## EXERCISE GOAL
Output the data below exactly, down to the last character.

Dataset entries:
--------------------

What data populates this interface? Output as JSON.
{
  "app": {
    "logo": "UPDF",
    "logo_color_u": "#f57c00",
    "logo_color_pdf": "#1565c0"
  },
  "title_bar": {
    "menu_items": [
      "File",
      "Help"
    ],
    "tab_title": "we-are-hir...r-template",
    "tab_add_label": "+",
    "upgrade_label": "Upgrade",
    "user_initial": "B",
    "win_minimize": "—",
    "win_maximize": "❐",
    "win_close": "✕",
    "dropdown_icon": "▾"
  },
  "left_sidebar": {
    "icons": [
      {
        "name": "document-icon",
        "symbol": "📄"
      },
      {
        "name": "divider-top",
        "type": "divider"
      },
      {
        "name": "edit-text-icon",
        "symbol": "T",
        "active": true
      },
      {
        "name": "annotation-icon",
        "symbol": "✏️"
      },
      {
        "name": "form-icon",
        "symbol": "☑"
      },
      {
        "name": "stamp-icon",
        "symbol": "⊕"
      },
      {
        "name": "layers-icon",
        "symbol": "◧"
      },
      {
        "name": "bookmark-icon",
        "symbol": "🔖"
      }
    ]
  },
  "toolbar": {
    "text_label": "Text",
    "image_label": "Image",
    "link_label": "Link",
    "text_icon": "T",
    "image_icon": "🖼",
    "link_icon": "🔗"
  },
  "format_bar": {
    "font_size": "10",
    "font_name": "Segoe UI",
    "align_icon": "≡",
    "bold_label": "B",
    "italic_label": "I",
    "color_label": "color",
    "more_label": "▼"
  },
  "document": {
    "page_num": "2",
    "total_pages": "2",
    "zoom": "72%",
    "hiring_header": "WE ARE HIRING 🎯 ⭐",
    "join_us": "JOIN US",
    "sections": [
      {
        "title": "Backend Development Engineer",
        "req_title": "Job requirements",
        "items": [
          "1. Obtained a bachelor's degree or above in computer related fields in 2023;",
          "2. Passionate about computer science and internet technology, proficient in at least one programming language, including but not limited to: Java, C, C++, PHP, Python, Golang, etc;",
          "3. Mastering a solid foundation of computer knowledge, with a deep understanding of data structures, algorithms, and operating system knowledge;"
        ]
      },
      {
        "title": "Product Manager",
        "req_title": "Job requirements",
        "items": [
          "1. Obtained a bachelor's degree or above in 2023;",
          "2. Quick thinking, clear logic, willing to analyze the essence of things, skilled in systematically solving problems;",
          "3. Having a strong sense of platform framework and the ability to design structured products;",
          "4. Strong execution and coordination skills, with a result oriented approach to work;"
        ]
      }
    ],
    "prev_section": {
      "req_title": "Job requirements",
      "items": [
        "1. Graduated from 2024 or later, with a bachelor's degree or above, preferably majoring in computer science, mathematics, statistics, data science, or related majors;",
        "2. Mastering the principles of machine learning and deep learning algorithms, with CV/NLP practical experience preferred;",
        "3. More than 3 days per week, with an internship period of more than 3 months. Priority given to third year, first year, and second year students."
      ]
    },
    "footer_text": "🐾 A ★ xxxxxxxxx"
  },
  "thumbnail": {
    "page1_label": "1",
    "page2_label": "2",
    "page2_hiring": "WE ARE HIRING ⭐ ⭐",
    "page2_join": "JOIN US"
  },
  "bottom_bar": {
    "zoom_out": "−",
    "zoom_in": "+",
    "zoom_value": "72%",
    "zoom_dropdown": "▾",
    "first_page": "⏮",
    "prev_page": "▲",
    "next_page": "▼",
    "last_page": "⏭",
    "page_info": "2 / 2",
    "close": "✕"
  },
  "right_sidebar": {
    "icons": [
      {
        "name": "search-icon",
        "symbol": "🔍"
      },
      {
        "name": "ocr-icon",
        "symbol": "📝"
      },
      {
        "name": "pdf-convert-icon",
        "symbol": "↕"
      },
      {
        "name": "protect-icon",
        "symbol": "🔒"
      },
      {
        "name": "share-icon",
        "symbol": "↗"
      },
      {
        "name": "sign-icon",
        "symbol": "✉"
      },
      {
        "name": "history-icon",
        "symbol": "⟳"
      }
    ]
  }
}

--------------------

## TASK OUTPUT
What data populates this interface? Output as JSON.
{
  "app": {
    "logo": "UPDF",
    "logo_color_u": "#f57c00",
    "logo_color_pdf": "#1565c0"
  },
  "title_bar": {
    "menu_items": [
      "File",
      "Help"
    ],
    "tab_title": "we-are-hir...r-template",
    "tab_add_label": "+",
    "upgrade_label": "Upgrade",
    "user_initial": "B",
    "win_minimize": "—",
    "win_maximize": "❐",
    "win_close": "✕",
    "dropdown_icon": "▾"
  },
  "left_sidebar": {
    "icons": [
      {
        "name": "document-icon",
        "symbol": "📄"
      },
      {
        "name": "divider-top",
        "type": "divider"
      },
      {
        "name": "edit-text-icon",
        "symbol": "T",
        "active": true
      },
      {
        "name": "annotation-icon",
        "symbol": "✏️"
      },
      {
        "name": "form-icon",
        "symbol": "☑"
      },
      {
        "name": "stamp-icon",
        "symbol": "⊕"
      },
      {
        "name": "layers-icon",
        "symbol": "◧"
      },
      {
        "name": "bookmark-icon",
        "symbol": "🔖"
      }
    ]
  },
  "toolbar": {
    "text_label": "Text",
    "image_label": "Image",
    "link_label": "Link",
    "text_icon": "T",
    "image_icon": "🖼",
    "link_icon": "🔗"
  },
  "format_bar": {
    "font_size": "10",
    "font_name": "Segoe UI",
    "align_icon": "≡",
    "bold_label": "B",
    "italic_label": "I",
    "color_label": "color",
    "more_label": "▼"
  },
  "document": {
    "page_num": "2",
    "total_pages": "2",
    "zoom": "72%",
    "hiring_header": "WE ARE HIRING 🎯 ⭐",
    "join_us": "JOIN US",
    "sections": [
      {
        "title": "Backend Development Engineer",
        "req_title": "Job requirements",
        "items": [
          "1. Obtained a bachelor's degree or above in computer related fields in 2023;",
          "2. Passionate about computer science and internet technology, proficient in at least one programming language, including but not limited to: Java, C, C++, PHP, Python, Golang, etc;",
          "3. Mastering a solid foundation of computer knowledge, with a deep understanding of data structures, algorithms, and operating system knowledge;"
        ]
      },
      {
        "title": "Product Manager",
        "req_title": "Job requirements",
        "items": [
          "1. Obtained a bachelor's degree or above in 2023;",
          "2. Quick thinking, clear logic, willing to analyze the essence of things, skilled in systematically solving problems;",
          "3. Having a strong sense of platform framework and the ability to design structured products;",
          "4. Strong execution and coordination skills, with a result oriented approach to work;"
        ]
      }
    ],
    "prev_section": {
      "req_title": "Job requirements",
      "items": [
        "1. Graduated from 2024 or later, with a bachelor's degree or above, preferably majoring in computer science, mathematics, statistics, data science, or related majors;",
        "2. Mastering the principles of machine learning and deep learning algorithms, with CV/NLP practical experience preferred;",
        "3. More than 3 days per week, with an internship period of more than 3 months. Priority given to third year, first year, and second year students."
      ]
    },
    "footer_text": "🐾 A ★ xxxxxxxxx"
  },
  "thumbnail": {
    "page1_label": "1",
    "page2_label": "2",
    "page2_hiring": "WE ARE HIRING ⭐ ⭐",
    "page2_join": "JOIN US"
  },
  "bottom_bar": {
    "zoom_out": "−",
    "zoom_in": "+",
    "zoom_value": "72%",
    "zoom_dropdown": "▾",
    "first_page": "⏮",
    "prev_page": "▲",
    "next_page": "▼",
    "last_page": "⏭",
    "page_info": "2 / 2",
    "close": "✕"
  },
  "right_sidebar": {
    "icons": [
      {
        "name": "search-icon",
        "symbol": "🔍"
      },
      {
        "name": "ocr-icon",
        "symbol": "📝"
      },
      {
        "name": "pdf-convert-icon",
        "symbol": "↕"
      },
      {
        "name": "protect-icon",
        "symbol": "🔒"
      },
      {
        "name": "share-icon",
        "symbol": "↗"
      },
      {
        "name": "sign-icon",
        "symbol": "✉"
      },
      {
        "name": "history-icon",
        "symbol": "⟳"
      }
    ]
  }
}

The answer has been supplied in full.